Before we begin, here are a few key terms…
Cross Laminated Timber (CLT): several layers of lumber boards stacked crosswise and glued (or through other means of attachment) together to form sturdy, thick, structural panels.
Sequester: to take ‘hold’ of. For example, trees have the ability to ‘sequester’ carbon as they grow, and release oxygen. Even if a tree is cut down, it still continues to ‘sequester’ that carbon. Once it is burned or it starts to decompose, it no longer ‘sequesters’ the carbon, and instead releases it into the atmosphere.
Again, here is ‘sustainable’ being thrown around like a hot potato.
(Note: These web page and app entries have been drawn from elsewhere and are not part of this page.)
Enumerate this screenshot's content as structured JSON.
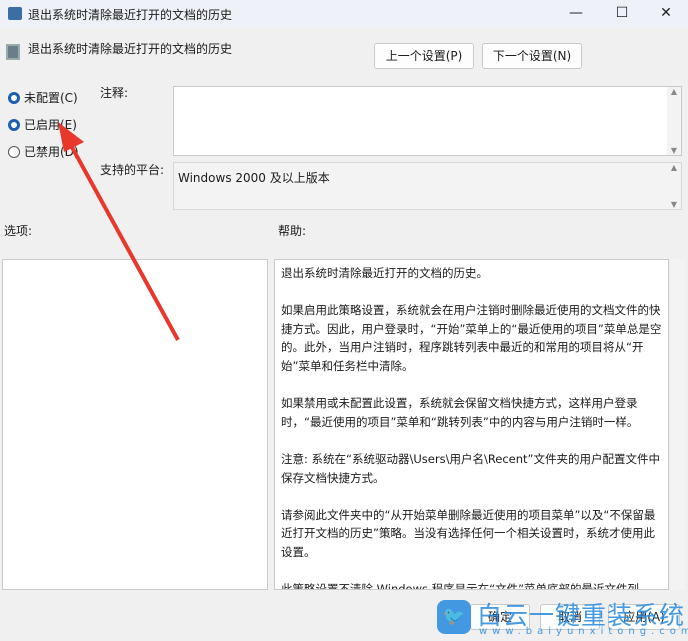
{
  "window": {
    "title": "退出系统时清除最近打开的文档的历史",
    "minimize": "—",
    "maximize": "☐",
    "close": "✕"
  },
  "header": {
    "policy_name": "退出系统时清除最近打开的文档的历史",
    "prev_label": "上一个设置(P)",
    "next_label": "下一个设置(N)"
  },
  "state": {
    "options": [
      {
        "label": "未配置(C)",
        "selected": false
      },
      {
        "label": "已启用(E)",
        "selected": true
      },
      {
        "label": "已禁用(D)",
        "selected": false
      }
    ]
  },
  "comment": {
    "label": "注释:",
    "value": ""
  },
  "platform": {
    "label": "支持的平台:",
    "value": "Windows 2000 及以上版本"
  },
  "options_label": "选项:",
  "help_label": "帮助:",
  "help_paragraphs": [
    "退出系统时清除最近打开的文档的历史。",
    "如果启用此策略设置，系统就会在用户注销时删除最近使用的文档文件的快捷方式。因此，用户登录时，“开始”菜单上的“最近使用的项目”菜单总是空的。此外，当用户注销时，程序跳转列表中最近的和常用的项目将从“开始”菜单和任务栏中清除。",
    "如果禁用或未配置此设置，系统就会保留文档快捷方式，这样用户登录时，“最近使用的项目”菜单和“跳转列表”中的内容与用户注销时一样。",
    "注意: 系统在“系统驱动器\\Users\\用户名\\Recent”文件夹的用户配置文件中保存文档快捷方式。",
    "请参阅此文件夹中的“从开始菜单删除最近使用的项目菜单”以及“不保留最近打开文档的历史”策略。当没有选择任何一个相关设置时，系统才使用此设置。",
    "此策略设置不清除 Windows 程序显示在“文件”菜单底部的最近文件列表。请参阅“不保留最近打开文档的历史”策略设置。"
  ],
  "footer": {
    "ok": "确定",
    "cancel": "取消",
    "apply": "应用(A)"
  },
  "watermark": {
    "name": "白云一键重装系统",
    "url": "www.baiyunxitong.com"
  },
  "colors": {
    "accent": "#1a5fb4",
    "arrow": "#e8382c",
    "watermark": "#2b8ee0"
  }
}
When I first started researching for this blog, I self-defined the ‘sustainability of CLT’ as such: “If CLT continues to gain popularity as a construction material, will forests’ health then be put into jeopardy?” If I found the answer to this question to be, “no, forest health will not be affected if CLT continues to rise in fame” then CLT was, to me, considered to be ‘sustainable’.